This report addresses the historical problem that a very high percentage of accidents have been classified as involving "pilot error." Through extensive research since 1977, the Federal Aviation Administration determined that the predominant underlying cause of htese types of accidents involved decisional problems or cognitive information processing. To attack these problems, Aeronautical Decision Making (ADM) training materials were developed and tested for ten years. Since the publication of the ADM traning manuals in 1987, significant reductions in human performance error (HPE) accidents have been documented both in the U.S. and world wide. However, shortcomings have been observed in the use of these materials for recurrency training and in their relevance to more experienced pilots. The following discussion defines the differences between expert and novice decision makers from a cognitive information processing perspective, correlates the development of expert pilot cognitive processes with training and experience, and reviews accident scenarios which exemplify those processes.

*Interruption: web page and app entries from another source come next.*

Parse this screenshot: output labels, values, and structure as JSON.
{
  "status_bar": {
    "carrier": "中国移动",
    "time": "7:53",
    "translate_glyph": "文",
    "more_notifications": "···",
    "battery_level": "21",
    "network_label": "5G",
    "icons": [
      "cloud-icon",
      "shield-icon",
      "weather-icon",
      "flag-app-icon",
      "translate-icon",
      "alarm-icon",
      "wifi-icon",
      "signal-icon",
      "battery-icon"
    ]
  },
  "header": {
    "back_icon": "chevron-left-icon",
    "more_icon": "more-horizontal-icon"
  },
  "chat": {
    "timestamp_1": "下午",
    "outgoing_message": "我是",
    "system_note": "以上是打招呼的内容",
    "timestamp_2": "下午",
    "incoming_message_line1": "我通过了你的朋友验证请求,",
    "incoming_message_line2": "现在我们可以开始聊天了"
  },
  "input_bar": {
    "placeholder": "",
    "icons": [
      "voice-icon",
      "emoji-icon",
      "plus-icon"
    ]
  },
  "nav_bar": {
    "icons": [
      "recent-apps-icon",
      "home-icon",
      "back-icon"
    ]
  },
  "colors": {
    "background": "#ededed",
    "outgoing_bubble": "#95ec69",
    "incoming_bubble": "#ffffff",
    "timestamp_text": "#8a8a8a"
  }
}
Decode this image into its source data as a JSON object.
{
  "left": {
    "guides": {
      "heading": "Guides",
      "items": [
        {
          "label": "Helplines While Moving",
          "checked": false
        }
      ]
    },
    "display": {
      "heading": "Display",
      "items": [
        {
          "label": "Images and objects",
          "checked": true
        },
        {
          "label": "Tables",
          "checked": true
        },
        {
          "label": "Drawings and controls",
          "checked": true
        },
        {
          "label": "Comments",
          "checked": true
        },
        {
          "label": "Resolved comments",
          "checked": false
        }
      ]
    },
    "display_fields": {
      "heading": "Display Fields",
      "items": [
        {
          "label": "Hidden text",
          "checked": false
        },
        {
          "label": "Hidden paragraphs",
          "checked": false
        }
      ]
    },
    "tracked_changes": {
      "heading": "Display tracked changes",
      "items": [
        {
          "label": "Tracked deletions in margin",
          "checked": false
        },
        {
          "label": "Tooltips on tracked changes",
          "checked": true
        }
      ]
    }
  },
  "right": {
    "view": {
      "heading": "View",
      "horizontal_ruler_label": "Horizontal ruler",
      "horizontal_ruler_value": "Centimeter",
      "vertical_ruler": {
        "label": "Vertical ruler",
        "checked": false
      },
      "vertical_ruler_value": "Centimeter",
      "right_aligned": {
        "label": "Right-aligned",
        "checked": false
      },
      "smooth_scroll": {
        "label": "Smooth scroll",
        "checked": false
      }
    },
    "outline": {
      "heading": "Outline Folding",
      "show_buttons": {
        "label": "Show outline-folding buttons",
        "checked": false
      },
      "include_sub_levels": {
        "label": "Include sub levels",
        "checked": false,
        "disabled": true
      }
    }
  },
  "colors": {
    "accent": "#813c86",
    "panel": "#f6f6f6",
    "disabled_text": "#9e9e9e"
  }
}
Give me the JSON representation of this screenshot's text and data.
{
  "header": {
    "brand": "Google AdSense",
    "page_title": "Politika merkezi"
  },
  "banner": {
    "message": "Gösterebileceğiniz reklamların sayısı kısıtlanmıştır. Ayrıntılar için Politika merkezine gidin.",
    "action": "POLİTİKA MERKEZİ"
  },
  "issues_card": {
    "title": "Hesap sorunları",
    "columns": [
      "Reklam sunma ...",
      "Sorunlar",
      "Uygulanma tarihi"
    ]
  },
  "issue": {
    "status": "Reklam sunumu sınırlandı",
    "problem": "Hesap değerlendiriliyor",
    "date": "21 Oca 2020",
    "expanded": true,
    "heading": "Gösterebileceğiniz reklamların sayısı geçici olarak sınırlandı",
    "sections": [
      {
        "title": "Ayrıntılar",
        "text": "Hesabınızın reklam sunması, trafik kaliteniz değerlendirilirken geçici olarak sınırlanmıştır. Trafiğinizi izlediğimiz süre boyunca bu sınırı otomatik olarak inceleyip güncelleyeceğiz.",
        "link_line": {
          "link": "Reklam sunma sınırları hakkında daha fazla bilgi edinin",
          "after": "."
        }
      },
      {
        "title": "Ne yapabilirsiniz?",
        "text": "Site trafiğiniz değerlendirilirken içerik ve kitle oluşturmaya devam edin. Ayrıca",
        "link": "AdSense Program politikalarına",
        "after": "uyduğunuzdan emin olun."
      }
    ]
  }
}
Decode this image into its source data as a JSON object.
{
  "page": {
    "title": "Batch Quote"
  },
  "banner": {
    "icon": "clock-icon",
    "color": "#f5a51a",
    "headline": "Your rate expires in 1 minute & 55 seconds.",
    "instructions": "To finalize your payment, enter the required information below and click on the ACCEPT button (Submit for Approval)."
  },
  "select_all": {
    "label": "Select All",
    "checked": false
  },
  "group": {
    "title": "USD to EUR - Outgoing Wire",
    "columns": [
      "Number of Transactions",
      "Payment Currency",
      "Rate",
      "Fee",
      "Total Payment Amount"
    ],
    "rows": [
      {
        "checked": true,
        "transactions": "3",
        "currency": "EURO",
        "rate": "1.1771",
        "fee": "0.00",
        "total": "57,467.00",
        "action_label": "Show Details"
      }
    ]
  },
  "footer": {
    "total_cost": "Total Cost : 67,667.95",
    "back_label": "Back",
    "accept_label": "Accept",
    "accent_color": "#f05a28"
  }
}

THis introductory material is a necessary prerequisite to an undertanding of how to formulate expert pilot decision making training innovations; and, to continue the record of improved safety through ADM training.
Adams, R. J. and Ericsson, A. E.
"Introduction to Cognitive Processes of Expert Pilots,"
Journal of Human Performance in Extreme Environments:
1, Article 5.
Available at: http://docs.lib.purdue.edu/jhpee/vol5/iss1/5